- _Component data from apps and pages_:

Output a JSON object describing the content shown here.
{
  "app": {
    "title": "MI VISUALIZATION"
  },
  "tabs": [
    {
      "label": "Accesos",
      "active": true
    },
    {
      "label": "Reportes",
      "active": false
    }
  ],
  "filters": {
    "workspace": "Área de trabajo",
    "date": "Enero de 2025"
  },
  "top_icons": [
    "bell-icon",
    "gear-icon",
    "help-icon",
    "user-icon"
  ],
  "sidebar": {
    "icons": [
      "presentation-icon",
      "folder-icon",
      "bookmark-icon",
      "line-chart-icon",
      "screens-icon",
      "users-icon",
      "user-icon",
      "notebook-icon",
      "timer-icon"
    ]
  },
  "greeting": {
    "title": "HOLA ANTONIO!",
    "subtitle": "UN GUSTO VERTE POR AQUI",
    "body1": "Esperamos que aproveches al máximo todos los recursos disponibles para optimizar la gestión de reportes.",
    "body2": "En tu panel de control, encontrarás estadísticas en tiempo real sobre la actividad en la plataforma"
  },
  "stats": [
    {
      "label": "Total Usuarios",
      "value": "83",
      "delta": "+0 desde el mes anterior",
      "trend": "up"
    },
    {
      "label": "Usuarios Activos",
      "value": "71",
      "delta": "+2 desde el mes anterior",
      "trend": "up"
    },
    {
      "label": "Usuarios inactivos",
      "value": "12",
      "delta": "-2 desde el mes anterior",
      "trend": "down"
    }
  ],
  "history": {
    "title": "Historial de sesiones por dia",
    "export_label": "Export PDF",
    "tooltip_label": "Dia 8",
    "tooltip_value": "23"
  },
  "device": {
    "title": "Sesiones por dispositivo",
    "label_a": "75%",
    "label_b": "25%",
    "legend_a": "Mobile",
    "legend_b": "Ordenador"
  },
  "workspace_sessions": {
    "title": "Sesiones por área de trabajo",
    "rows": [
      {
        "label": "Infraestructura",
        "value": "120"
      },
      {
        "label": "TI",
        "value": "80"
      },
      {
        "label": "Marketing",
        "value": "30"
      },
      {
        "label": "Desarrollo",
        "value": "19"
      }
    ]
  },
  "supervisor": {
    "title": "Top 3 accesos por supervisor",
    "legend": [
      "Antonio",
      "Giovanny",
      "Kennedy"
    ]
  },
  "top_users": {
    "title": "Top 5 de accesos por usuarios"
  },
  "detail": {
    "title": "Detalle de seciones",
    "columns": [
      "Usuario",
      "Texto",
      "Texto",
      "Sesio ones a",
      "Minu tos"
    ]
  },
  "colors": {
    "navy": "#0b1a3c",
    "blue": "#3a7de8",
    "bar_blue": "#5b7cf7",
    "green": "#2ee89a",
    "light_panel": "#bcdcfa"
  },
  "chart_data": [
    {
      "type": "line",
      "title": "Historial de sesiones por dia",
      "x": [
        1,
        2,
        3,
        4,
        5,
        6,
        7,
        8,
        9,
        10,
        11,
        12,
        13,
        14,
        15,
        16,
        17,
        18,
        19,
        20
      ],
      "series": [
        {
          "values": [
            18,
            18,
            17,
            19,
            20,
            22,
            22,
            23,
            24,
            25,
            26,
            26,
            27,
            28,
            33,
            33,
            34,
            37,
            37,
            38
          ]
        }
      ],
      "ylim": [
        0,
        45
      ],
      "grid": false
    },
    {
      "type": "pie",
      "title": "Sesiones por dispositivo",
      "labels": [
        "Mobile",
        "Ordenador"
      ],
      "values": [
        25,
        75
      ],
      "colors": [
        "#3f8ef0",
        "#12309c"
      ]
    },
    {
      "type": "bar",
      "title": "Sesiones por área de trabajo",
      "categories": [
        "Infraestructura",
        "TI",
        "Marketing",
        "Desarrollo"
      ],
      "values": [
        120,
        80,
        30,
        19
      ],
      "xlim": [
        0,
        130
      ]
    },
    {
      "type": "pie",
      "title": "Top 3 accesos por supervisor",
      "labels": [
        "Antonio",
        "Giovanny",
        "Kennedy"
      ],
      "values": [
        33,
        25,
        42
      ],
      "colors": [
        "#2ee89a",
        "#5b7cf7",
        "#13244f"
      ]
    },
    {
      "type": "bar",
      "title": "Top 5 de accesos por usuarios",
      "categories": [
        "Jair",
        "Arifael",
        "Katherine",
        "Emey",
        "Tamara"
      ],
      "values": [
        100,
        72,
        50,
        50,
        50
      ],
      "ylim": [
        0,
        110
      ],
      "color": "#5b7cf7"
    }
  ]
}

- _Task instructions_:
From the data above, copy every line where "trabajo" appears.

- _Exercise response_:
    "workspace": "Área de trabajo",
    "title": "Sesiones por área de trabajo",
      "title": "Sesiones por área de trabajo",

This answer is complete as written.